Supplied material
↓↓↓
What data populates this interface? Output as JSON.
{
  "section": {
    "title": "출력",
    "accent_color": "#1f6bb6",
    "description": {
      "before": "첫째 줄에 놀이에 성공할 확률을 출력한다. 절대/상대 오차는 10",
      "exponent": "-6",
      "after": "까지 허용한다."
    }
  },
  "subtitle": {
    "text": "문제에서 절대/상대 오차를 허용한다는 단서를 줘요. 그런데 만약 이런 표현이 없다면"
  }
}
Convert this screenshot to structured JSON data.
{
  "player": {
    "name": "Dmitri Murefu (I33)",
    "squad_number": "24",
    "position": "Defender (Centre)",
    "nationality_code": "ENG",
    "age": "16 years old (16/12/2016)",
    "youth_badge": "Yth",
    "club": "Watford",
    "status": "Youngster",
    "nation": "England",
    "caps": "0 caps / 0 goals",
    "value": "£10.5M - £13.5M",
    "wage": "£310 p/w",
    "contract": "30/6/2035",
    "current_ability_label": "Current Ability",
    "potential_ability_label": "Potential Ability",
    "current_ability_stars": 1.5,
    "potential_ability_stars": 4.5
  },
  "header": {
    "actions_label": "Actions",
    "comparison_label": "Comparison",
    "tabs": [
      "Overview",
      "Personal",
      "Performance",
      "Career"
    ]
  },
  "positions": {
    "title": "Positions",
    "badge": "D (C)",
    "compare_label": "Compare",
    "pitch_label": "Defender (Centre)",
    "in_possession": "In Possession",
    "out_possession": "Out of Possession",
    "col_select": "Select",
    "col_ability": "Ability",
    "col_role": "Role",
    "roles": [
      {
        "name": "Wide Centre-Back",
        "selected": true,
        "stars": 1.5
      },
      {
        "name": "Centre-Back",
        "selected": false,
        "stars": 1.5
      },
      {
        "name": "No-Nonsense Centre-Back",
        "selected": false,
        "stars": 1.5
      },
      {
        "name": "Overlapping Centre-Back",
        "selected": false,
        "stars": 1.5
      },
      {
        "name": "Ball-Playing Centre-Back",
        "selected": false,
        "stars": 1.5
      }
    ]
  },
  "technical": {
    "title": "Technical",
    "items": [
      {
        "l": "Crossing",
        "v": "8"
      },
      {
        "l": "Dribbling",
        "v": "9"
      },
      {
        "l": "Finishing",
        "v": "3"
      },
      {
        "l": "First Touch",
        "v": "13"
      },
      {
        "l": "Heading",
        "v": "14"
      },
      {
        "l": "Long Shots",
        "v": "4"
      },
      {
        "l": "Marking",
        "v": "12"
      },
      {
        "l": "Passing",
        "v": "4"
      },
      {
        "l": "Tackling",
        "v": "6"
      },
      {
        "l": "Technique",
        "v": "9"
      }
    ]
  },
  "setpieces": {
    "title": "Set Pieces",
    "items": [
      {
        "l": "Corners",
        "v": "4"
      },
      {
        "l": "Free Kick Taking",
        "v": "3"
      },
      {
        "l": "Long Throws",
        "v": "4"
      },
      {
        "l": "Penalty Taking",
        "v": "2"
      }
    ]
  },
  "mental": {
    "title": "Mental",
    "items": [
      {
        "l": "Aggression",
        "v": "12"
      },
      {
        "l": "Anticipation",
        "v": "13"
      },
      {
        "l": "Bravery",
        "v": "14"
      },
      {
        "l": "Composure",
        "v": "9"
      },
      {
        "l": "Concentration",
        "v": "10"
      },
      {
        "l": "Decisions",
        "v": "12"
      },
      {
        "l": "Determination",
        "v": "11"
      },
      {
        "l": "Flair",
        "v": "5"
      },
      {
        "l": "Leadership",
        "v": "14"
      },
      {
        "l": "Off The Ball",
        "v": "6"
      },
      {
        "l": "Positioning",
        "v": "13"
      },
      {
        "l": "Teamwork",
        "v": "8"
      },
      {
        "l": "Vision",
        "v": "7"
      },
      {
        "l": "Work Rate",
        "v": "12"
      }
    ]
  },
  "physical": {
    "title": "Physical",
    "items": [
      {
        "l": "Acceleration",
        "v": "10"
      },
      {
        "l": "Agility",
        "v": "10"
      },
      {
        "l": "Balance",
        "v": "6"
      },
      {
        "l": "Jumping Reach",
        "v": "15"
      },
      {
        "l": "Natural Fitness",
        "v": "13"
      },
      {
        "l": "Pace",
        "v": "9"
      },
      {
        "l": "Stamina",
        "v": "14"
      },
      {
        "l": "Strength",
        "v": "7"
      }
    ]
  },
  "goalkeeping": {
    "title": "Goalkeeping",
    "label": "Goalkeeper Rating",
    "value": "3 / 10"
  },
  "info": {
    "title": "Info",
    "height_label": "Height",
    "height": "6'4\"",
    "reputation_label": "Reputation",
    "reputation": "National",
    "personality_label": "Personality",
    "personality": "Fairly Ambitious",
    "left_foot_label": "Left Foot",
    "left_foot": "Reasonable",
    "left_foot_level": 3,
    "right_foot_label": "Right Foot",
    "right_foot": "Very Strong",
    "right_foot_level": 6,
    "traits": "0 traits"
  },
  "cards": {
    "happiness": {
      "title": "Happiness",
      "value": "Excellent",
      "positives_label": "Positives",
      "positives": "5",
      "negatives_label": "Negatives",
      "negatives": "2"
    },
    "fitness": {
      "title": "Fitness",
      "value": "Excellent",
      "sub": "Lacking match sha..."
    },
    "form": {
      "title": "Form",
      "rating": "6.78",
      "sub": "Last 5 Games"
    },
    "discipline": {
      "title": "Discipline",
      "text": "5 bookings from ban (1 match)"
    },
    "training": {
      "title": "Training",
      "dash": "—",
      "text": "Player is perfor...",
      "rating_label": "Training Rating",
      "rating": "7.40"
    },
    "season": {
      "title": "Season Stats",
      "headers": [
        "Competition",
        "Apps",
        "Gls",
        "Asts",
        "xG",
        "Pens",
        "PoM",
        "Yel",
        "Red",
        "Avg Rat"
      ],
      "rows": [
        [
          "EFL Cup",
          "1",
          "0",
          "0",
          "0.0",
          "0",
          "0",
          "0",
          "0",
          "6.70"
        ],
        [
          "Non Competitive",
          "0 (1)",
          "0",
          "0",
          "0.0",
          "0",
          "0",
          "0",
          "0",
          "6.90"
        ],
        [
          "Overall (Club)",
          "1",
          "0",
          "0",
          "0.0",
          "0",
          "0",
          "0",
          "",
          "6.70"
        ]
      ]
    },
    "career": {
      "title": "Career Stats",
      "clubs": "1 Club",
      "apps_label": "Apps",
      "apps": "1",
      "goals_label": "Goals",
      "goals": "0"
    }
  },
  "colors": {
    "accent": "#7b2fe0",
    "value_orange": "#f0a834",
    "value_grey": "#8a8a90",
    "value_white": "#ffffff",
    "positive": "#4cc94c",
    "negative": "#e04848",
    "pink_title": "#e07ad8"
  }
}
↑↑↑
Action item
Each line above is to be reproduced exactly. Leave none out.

Output for this task
What data populates this interface? Output as JSON.
{
  "section": {
    "title": "출력",
    "accent_color": "#1f6bb6",
    "description": {
      "before": "첫째 줄에 놀이에 성공할 확률을 출력한다. 절대/상대 오차는 10",
      "exponent": "-6",
      "after": "까지 허용한다."
    }
  },
  "subtitle": {
    "text": "문제에서 절대/상대 오차를 허용한다는 단서를 줘요. 그런데 만약 이런 표현이 없다면"
  }
}
Convert this screenshot to structured JSON data.
{
  "player": {
    "name": "Dmitri Murefu (I33)",
    "squad_number": "24",
    "position": "Defender (Centre)",
    "nationality_code": "ENG",
    "age": "16 years old (16/12/2016)",
    "youth_badge": "Yth",
    "club": "Watford",
    "status": "Youngster",
    "nation": "England",
    "caps": "0 caps / 0 goals",
    "value": "£10.5M - £13.5M",
    "wage": "£310 p/w",
    "contract": "30/6/2035",
    "current_ability_label": "Current Ability",
    "potential_ability_label": "Potential Ability",
    "current_ability_stars": 1.5,
    "potential_ability_stars": 4.5
  },
  "header": {
    "actions_label": "Actions",
    "comparison_label": "Comparison",
    "tabs": [
      "Overview",
      "Personal",
      "Performance",
      "Career"
    ]
  },
  "positions": {
    "title": "Positions",
    "badge": "D (C)",
    "compare_label": "Compare",
    "pitch_label": "Defender (Centre)",
    "in_possession": "In Possession",
    "out_possession": "Out of Possession",
    "col_select": "Select",
    "col_ability": "Ability",
    "col_role": "Role",
    "roles": [
      {
        "name": "Wide Centre-Back",
        "selected": true,
        "stars": 1.5
      },
      {
        "name": "Centre-Back",
        "selected": false,
        "stars": 1.5
      },
      {
        "name": "No-Nonsense Centre-Back",
        "selected": false,
        "stars": 1.5
      },
      {
        "name": "Overlapping Centre-Back",
        "selected": false,
        "stars": 1.5
      },
      {
        "name": "Ball-Playing Centre-Back",
        "selected": false,
        "stars": 1.5
      }
    ]
  },
  "technical": {
    "title": "Technical",
    "items": [
      {
        "l": "Crossing",
        "v": "8"
      },
      {
        "l": "Dribbling",
        "v": "9"
      },
      {
        "l": "Finishing",
        "v": "3"
      },
      {
        "l": "First Touch",
        "v": "13"
      },
      {
        "l": "Heading",
        "v": "14"
      },
      {
        "l": "Long Shots",
        "v": "4"
      },
      {
        "l": "Marking",
        "v": "12"
      },
      {
        "l": "Passing",
        "v": "4"
      },
      {
        "l": "Tackling",
        "v": "6"
      },
      {
        "l": "Technique",
        "v": "9"
      }
    ]
  },
  "setpieces": {
    "title": "Set Pieces",
    "items": [
      {
        "l": "Corners",
        "v": "4"
      },
      {
        "l": "Free Kick Taking",
        "v": "3"
      },
      {
        "l": "Long Throws",
        "v": "4"
      },
      {
        "l": "Penalty Taking",
        "v": "2"
      }
    ]
  },
  "mental": {
    "title": "Mental",
    "items": [
      {
        "l": "Aggression",
        "v": "12"
      },
      {
        "l": "Anticipation",
        "v": "13"
      },
      {
        "l": "Bravery",
        "v": "14"
      },
      {
        "l": "Composure",
        "v": "9"
      },
      {
        "l": "Concentration",
        "v": "10"
      },
      {
        "l": "Decisions",
        "v": "12"
      },
      {
        "l": "Determination",
        "v": "11"
      },
      {
        "l": "Flair",
        "v": "5"
      },
      {
        "l": "Leadership",
        "v": "14"
      },
      {
        "l": "Off The Ball",
        "v": "6"
      },
      {
        "l": "Positioning",
        "v": "13"
      },
      {
        "l": "Teamwork",
        "v": "8"
      },
      {
        "l": "Vision",
        "v": "7"
      },
      {
        "l": "Work Rate",
        "v": "12"
      }
    ]
  },
  "physical": {
    "title": "Physical",
    "items": [
      {
        "l": "Acceleration",
        "v": "10"
      },
      {
        "l": "Agility",
        "v": "10"
      },
      {
        "l": "Balance",
        "v": "6"
      },
      {
        "l": "Jumping Reach",
        "v": "15"
      },
      {
        "l": "Natural Fitness",
        "v": "13"
      },
      {
        "l": "Pace",
        "v": "9"
      },
      {
        "l": "Stamina",
        "v": "14"
      },
      {
        "l": "Strength",
        "v": "7"
      }
    ]
  },
  "goalkeeping": {
    "title": "Goalkeeping",
    "label": "Goalkeeper Rating",
    "value": "3 / 10"
  },
  "info": {
    "title": "Info",
    "height_label": "Height",
    "height": "6'4\"",
    "reputation_label": "Reputation",
    "reputation": "National",
    "personality_label": "Personality",
    "personality": "Fairly Ambitious",
    "left_foot_label": "Left Foot",
    "left_foot": "Reasonable",
    "left_foot_level": 3,
    "right_foot_label": "Right Foot",
    "right_foot": "Very Strong",
    "right_foot_level": 6,
    "traits": "0 traits"
  },
  "cards": {
    "happiness": {
      "title": "Happiness",
      "value": "Excellent",
      "positives_label": "Positives",
      "positives": "5",
      "negatives_label": "Negatives",
      "negatives": "2"
    },
    "fitness": {
      "title": "Fitness",
      "value": "Excellent",
      "sub": "Lacking match sha..."
    },
    "form": {
      "title": "Form",
      "rating": "6.78",
      "sub": "Last 5 Games"
    },
    "discipline": {
      "title": "Discipline",
      "text": "5 bookings from ban (1 match)"
    },
    "training": {
      "title": "Training",
      "dash": "—",
      "text": "Player is perfor...",
      "rating_label": "Training Rating",
      "rating": "7.40"
    },
    "season": {
      "title": "Season Stats",
      "headers": [
        "Competition",
        "Apps",
        "Gls",
        "Asts",
        "xG",
        "Pens",
        "PoM",
        "Yel",
        "Red",
        "Avg Rat"
      ],
      "rows": [
        [
          "EFL Cup",
          "1",
          "0",
          "0",
          "0.0",
          "0",
          "0",
          "0",
          "0",
          "6.70"
        ],
        [
          "Non Competitive",
          "0 (1)",
          "0",
          "0",
          "0.0",
          "0",
          "0",
          "0",
          "0",
          "6.90"
        ],
        [
          "Overall (Club)",
          "1",
          "0",
          "0",
          "0.0",
          "0",
          "0",
          "0",
          "",
          "6.70"
        ]
      ]
    },
    "career": {
      "title": "Career Stats",
      "clubs": "1 Club",
      "apps_label": "Apps",
      "apps": "1",
      "goals_label": "Goals",
      "goals": "0"
    }
  },
  "colors": {
    "accent": "#7b2fe0",
    "value_orange": "#f0a834",
    "value_grey": "#8a8a90",
    "value_white": "#ffffff",
    "positive": "#4cc94c",
    "negative": "#e04848",
    "pink_title": "#e07ad8"
  }
}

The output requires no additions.